Within the updated V-Portfolio website students are introduced or reintroduced to the term vocation, as it is defined as, “the way you are equipped, empowered, called, and driven to make our world a better place for all living things.” Colloquially vocation has been coined as a term that means the type of career or lifestyle one aspires to have. Vocation is something that happens in the future and begins with the individual. The V-Portfolio offers a different definition of vocation. As through the V-Portfolio, vocation is framed to focus on the present and is in response to the world, the neighbor. This is important work as our vocation is compelled to move because of the neighbor and that we get to decide how to respond using our own gifts, knowledge, and talents.

Continue reading “Launching the V-Portfolio: Why Vocation is Important By Jon Bates”

Little Things are Big Things by Ellen Weber

This winter was long. April felt like an extended March. There is a whole lot of beauty in the winter and the cold can be hard on our bodies. In the midst of the cold, snow and rain, the last week of April if one paid attention, the green began to emerge. The tulips that I planted last fall began to sprout and I could see bursts of green in the mixture ofTulip leaves sprouting up from the brown ground. brown surrounding my house. I woke up to birds chirping out my window and watched squirrels dig up their nuts for nourishment that they had planted last fall. 

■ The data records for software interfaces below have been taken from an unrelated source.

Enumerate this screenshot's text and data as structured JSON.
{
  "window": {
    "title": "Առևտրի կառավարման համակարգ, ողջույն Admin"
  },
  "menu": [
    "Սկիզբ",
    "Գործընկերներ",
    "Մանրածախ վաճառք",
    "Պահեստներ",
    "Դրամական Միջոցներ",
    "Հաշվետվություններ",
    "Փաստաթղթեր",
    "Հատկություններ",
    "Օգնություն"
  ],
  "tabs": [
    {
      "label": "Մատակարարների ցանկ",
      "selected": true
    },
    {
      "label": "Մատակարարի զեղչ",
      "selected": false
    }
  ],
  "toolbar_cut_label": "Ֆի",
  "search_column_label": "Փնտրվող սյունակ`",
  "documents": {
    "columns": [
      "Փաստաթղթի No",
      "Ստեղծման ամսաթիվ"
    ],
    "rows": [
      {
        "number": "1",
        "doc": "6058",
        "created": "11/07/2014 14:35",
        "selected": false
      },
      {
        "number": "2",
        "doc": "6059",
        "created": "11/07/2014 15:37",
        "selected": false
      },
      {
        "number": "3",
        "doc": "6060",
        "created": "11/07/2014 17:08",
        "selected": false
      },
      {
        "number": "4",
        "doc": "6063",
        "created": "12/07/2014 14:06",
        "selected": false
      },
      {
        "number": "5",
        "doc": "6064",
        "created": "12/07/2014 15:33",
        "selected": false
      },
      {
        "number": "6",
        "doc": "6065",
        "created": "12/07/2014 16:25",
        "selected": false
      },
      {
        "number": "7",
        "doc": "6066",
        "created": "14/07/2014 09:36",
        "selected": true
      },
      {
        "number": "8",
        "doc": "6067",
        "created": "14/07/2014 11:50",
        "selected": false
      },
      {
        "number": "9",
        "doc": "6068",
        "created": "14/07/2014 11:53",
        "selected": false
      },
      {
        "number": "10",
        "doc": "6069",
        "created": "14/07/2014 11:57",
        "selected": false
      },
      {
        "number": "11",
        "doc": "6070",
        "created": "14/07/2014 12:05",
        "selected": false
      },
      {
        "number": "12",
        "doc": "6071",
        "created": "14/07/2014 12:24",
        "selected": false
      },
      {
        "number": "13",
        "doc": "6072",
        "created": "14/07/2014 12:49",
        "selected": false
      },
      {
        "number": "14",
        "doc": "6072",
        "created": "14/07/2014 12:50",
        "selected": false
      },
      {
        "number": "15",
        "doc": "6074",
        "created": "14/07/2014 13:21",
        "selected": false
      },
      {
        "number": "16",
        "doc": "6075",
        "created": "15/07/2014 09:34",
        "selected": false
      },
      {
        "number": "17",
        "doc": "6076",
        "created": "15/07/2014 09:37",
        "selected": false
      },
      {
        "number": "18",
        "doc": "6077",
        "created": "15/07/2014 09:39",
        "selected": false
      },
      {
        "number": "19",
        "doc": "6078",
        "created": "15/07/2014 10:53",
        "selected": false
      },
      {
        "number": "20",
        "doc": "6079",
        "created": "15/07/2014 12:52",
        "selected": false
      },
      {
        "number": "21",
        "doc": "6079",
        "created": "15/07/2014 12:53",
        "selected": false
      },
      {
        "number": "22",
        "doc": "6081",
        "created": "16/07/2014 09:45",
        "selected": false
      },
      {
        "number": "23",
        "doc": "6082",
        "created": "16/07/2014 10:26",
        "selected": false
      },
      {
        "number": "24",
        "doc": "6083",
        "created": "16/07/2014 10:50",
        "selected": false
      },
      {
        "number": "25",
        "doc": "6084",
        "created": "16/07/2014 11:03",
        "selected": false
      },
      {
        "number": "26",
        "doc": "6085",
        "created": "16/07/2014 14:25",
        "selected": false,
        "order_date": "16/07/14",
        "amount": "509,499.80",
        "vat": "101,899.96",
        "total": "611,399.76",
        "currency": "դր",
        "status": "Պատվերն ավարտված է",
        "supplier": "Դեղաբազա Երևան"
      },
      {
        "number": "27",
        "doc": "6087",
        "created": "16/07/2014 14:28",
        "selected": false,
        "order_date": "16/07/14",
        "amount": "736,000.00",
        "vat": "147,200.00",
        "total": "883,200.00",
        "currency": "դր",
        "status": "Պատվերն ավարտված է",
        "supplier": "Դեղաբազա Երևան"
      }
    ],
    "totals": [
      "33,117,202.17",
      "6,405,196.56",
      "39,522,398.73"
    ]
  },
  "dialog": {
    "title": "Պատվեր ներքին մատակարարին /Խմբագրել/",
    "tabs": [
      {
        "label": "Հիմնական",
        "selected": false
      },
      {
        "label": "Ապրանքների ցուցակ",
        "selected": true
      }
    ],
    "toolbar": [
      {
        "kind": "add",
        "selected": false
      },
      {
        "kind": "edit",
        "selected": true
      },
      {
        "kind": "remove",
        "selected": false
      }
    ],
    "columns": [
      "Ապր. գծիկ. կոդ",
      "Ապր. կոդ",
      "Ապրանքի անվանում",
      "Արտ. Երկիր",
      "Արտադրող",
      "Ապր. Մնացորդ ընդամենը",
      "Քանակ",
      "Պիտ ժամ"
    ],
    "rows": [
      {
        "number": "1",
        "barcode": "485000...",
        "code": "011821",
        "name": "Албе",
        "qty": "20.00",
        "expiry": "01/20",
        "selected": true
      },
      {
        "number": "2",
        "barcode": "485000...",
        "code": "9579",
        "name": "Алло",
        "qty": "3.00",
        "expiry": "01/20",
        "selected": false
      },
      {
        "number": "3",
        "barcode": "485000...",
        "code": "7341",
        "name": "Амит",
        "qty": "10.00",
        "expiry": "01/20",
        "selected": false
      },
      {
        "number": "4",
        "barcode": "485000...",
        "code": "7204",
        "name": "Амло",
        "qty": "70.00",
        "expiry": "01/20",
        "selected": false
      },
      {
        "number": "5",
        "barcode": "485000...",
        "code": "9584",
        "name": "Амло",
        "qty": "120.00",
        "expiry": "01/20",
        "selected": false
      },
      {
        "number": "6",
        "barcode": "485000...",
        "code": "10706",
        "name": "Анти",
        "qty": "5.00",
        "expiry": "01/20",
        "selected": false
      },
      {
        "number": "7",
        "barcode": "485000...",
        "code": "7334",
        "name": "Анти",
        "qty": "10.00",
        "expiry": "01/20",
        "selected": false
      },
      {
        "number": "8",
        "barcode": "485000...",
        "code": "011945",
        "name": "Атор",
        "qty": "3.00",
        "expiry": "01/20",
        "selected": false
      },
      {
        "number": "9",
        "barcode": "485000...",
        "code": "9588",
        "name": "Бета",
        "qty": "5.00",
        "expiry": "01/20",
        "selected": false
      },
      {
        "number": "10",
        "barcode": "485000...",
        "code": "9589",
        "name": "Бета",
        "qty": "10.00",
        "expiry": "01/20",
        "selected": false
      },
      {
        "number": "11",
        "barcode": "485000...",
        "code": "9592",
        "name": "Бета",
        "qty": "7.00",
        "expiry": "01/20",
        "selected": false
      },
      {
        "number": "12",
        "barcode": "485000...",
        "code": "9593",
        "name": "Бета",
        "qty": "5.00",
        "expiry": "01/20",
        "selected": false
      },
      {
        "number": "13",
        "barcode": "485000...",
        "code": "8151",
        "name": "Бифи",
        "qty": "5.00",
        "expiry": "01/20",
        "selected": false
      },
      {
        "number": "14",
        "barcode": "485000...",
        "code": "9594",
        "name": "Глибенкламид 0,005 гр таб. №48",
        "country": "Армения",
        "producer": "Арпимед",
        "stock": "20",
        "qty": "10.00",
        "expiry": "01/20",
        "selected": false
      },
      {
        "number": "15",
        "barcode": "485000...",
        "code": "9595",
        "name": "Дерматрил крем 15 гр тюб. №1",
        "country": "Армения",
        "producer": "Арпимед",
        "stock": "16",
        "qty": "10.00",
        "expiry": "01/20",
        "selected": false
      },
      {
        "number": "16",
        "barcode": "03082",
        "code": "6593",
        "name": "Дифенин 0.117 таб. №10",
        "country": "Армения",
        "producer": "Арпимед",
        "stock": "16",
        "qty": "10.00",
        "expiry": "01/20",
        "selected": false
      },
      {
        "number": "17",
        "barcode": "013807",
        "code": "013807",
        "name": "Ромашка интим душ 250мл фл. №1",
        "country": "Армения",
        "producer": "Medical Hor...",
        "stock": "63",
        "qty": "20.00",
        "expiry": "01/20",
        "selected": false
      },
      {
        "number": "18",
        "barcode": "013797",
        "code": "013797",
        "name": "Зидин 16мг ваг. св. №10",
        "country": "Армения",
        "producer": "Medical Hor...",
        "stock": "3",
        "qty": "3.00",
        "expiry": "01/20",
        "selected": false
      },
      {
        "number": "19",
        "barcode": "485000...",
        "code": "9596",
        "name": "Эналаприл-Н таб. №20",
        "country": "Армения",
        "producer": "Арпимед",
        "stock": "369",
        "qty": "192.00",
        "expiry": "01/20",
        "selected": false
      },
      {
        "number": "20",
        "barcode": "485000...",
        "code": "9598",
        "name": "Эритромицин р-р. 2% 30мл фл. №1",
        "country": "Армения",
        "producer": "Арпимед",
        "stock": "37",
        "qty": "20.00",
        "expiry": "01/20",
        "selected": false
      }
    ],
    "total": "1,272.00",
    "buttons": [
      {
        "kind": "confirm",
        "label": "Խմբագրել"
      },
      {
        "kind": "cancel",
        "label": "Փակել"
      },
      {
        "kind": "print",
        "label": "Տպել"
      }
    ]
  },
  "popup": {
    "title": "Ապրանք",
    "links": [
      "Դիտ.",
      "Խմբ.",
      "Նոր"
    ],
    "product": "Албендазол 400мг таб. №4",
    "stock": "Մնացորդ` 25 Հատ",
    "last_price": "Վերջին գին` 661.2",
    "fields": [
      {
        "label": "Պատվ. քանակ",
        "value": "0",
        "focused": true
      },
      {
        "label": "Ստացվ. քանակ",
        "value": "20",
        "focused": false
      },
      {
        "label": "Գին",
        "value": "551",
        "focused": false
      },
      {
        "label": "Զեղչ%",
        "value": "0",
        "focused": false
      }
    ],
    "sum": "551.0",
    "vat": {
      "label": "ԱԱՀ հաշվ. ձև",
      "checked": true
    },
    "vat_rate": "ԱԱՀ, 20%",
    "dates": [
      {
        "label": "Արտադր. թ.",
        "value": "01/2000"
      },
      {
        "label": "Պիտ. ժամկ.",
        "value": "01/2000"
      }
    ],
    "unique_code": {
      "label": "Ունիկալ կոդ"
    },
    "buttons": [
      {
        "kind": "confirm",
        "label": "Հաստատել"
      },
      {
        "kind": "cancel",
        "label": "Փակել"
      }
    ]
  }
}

I am an amateur gardener who definitely has lots to learn, but continues to show up in March to plant my own seeds knowing that not all of them will survive. During this Easter season of new life and resurrection, I am trying to pay extra attention to what around me needs nourishing. Which seedlings need water, sunlight, more space or coffee grounds added to the soil? When my tomato seedlings grow too leggy, I adapt by replanting them so the stems are fully supported and the plant can focus on rooting down to allow it to rise up. When my broccoli seedlings are too leggy, after googling why that might be, I realize that they are too warm.  In response, I make a shift so that they are no longer under the humidity dome. Each seedling needs something different in order to grow and eventually bear fruit.   Continue reading “Little Things are Big Things by Ellen Weber”